*** Opening Source material ***
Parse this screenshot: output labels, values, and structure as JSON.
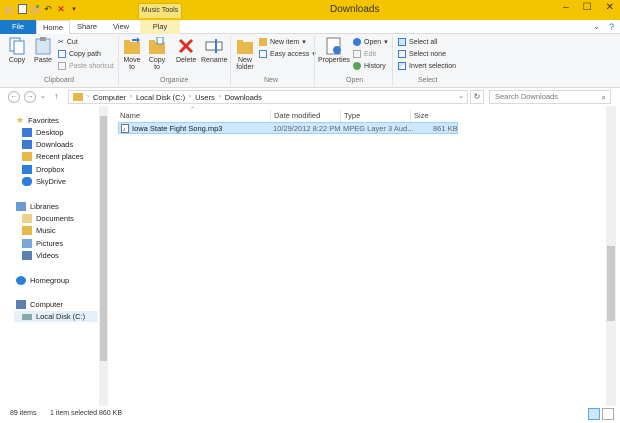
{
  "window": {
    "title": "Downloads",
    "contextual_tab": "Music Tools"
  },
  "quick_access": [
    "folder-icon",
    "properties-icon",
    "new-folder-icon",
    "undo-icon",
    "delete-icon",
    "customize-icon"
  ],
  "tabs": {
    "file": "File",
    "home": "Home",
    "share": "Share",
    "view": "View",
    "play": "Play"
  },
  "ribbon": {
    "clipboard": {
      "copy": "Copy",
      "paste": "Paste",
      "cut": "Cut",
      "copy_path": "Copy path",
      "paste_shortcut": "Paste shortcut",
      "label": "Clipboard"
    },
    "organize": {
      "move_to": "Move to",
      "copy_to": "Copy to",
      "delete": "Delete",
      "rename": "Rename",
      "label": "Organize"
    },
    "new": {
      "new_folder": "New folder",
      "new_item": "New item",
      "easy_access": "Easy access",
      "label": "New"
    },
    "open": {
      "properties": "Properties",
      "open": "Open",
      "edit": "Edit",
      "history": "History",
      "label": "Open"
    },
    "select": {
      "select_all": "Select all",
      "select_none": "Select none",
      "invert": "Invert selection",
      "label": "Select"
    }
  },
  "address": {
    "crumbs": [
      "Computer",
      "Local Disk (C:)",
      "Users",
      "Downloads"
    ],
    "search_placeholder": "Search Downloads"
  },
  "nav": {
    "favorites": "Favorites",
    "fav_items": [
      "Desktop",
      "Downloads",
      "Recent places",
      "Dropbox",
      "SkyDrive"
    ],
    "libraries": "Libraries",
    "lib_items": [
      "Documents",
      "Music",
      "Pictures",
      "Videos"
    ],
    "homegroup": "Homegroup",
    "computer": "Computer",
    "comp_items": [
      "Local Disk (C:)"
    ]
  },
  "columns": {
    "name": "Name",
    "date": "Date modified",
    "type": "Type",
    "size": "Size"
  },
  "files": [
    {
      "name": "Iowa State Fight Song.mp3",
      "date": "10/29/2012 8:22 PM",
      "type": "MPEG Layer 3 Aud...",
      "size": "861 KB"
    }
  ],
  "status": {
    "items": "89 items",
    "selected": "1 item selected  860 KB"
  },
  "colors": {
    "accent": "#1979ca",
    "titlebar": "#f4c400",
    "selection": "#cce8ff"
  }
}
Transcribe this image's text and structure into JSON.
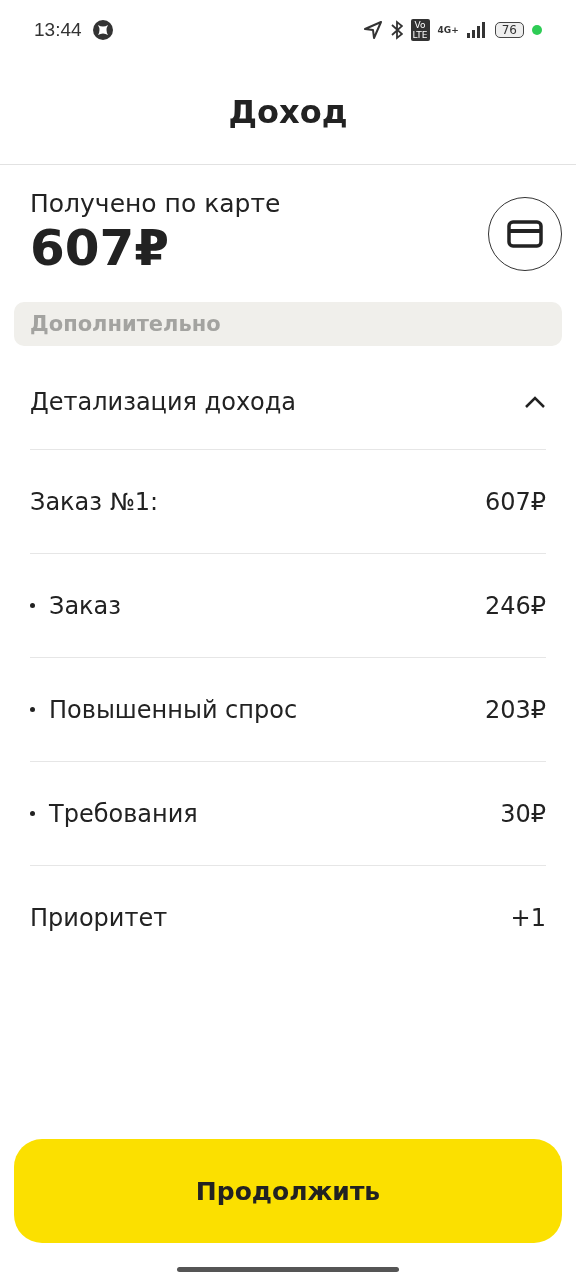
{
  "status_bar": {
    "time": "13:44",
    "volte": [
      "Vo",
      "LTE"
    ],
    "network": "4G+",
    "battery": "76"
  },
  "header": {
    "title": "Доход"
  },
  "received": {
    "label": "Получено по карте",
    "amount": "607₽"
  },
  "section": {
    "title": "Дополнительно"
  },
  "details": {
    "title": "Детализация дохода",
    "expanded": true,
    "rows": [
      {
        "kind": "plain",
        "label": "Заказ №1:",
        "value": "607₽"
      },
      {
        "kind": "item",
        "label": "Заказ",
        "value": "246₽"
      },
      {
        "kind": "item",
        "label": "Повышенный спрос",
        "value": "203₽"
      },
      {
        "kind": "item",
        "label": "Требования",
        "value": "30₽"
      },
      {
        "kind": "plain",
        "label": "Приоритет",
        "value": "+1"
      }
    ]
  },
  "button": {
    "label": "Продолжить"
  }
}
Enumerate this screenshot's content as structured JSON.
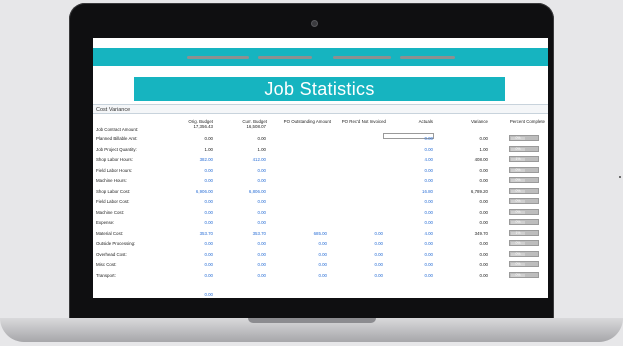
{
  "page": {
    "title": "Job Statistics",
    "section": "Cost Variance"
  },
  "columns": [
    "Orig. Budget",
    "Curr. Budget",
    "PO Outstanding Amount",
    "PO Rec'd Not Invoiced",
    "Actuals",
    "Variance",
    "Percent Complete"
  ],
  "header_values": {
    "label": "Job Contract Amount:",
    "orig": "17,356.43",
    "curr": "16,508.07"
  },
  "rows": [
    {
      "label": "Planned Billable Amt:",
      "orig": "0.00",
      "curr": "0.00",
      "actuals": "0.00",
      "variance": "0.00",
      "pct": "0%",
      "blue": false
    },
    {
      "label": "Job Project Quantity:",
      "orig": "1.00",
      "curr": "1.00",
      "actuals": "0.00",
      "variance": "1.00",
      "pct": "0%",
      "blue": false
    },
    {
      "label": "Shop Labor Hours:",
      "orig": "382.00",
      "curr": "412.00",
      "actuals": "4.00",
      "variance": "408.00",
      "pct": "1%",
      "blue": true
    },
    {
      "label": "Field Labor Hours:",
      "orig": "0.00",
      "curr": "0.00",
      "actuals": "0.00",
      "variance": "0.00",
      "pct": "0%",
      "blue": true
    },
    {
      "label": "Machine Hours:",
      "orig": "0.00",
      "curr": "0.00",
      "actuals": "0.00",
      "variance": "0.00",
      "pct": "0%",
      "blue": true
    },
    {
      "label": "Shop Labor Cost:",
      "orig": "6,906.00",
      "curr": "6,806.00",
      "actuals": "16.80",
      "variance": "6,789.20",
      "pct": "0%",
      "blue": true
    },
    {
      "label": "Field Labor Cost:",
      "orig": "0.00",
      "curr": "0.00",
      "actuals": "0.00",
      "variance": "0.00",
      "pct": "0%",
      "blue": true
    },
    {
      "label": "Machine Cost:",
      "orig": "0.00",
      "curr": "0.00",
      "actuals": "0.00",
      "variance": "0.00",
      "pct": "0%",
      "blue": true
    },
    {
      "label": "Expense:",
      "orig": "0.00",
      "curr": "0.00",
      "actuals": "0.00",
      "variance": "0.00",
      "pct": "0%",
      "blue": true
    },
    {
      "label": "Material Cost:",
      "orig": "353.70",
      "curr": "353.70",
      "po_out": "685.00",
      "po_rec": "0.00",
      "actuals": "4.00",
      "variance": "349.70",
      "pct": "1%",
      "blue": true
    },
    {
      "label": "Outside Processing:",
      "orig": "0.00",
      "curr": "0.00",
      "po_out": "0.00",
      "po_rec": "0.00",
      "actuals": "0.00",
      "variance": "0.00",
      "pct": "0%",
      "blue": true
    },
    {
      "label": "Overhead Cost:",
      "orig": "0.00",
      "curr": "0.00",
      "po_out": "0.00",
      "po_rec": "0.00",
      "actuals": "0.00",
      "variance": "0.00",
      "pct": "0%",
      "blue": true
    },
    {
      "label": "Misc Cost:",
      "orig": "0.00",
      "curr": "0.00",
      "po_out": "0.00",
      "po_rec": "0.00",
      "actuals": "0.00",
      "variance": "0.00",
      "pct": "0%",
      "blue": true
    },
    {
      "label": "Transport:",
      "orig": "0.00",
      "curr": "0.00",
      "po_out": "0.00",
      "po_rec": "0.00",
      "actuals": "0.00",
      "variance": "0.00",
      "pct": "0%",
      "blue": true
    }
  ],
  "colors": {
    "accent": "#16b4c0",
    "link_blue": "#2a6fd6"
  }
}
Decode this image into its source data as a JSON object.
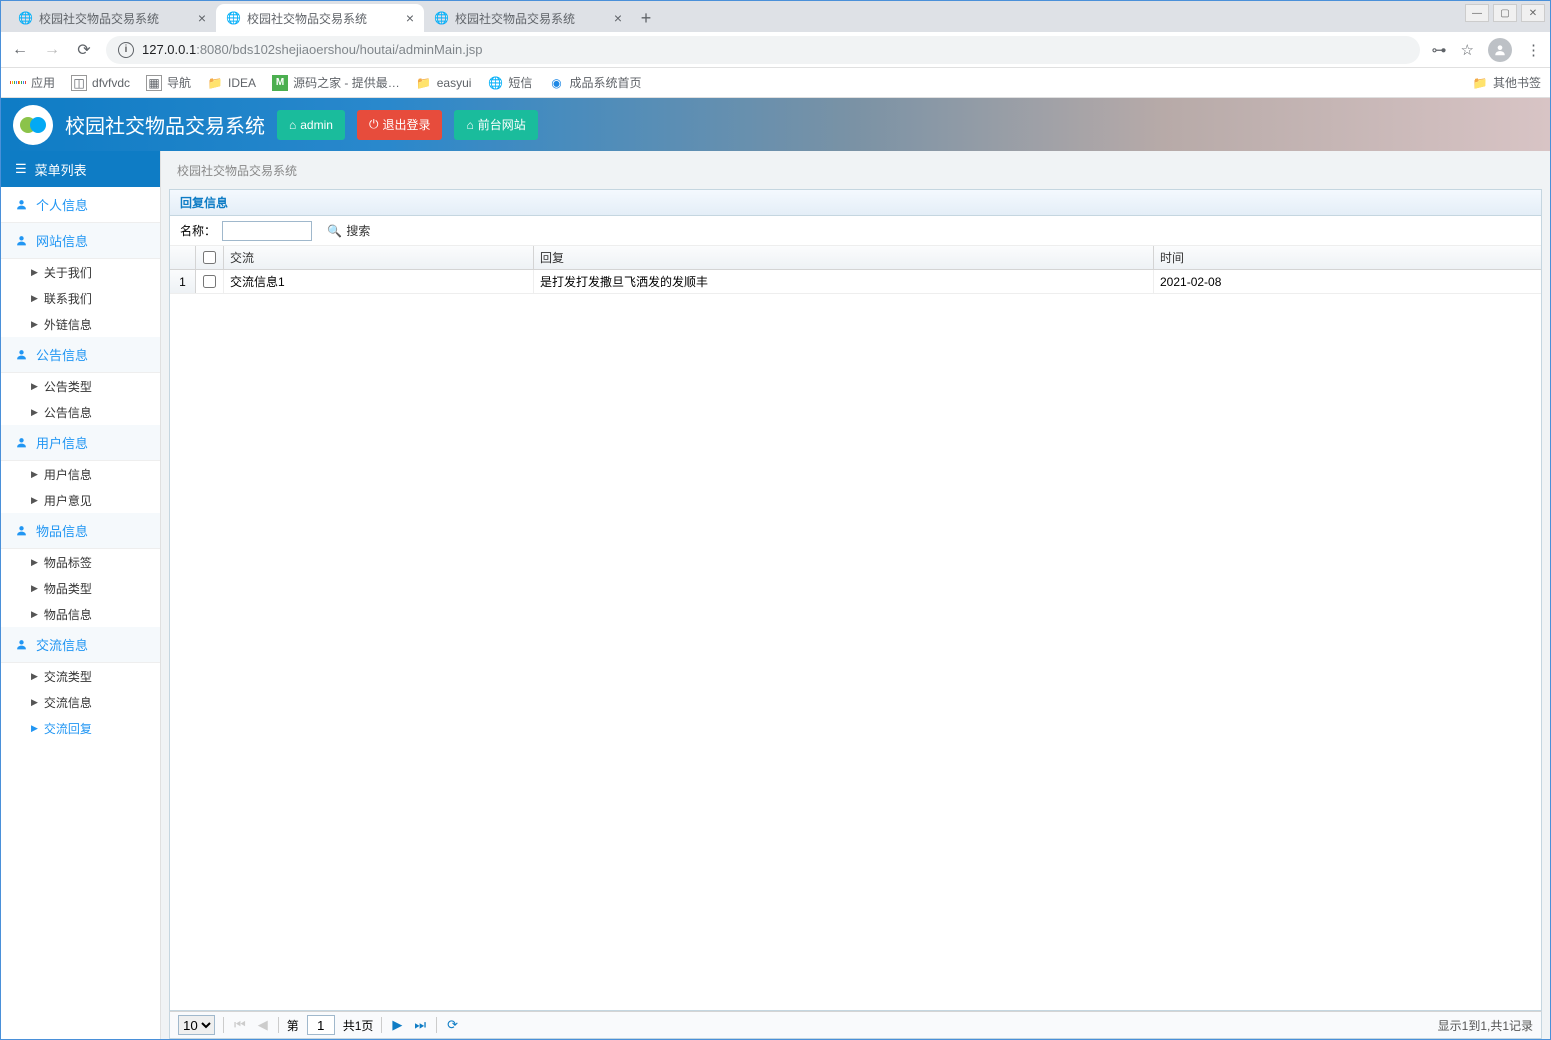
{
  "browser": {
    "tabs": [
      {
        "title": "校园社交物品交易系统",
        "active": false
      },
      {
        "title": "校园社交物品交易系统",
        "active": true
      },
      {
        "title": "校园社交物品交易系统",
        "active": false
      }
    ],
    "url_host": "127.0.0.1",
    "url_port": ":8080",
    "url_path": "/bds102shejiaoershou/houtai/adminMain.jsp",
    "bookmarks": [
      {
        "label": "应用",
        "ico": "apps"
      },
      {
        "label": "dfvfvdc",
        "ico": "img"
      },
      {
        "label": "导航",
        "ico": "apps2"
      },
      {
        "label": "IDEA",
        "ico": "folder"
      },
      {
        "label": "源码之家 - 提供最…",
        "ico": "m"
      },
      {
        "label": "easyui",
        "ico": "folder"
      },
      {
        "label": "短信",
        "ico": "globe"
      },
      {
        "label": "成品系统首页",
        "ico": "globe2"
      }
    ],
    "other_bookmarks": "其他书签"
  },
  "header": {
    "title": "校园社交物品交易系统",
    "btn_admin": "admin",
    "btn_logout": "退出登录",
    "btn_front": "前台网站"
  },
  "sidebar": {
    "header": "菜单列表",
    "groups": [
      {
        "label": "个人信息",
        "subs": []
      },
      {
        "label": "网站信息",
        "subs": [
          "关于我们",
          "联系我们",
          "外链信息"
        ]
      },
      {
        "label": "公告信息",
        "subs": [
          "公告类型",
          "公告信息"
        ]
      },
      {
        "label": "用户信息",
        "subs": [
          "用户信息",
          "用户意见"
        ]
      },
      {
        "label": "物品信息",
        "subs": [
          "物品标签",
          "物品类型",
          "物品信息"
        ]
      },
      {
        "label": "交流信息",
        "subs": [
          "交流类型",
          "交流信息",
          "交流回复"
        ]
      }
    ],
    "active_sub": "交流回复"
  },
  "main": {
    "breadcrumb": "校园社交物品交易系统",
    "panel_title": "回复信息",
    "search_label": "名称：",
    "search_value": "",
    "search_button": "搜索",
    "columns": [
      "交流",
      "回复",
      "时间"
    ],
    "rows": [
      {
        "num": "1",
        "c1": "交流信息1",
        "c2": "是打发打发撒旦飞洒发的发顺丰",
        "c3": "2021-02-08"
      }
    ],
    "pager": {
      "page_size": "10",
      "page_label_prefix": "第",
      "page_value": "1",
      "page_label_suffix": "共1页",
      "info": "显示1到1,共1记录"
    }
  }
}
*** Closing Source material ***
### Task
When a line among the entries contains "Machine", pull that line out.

### Final answer
      "label": "Machine Hours:",
      "label": "Machine Cost:",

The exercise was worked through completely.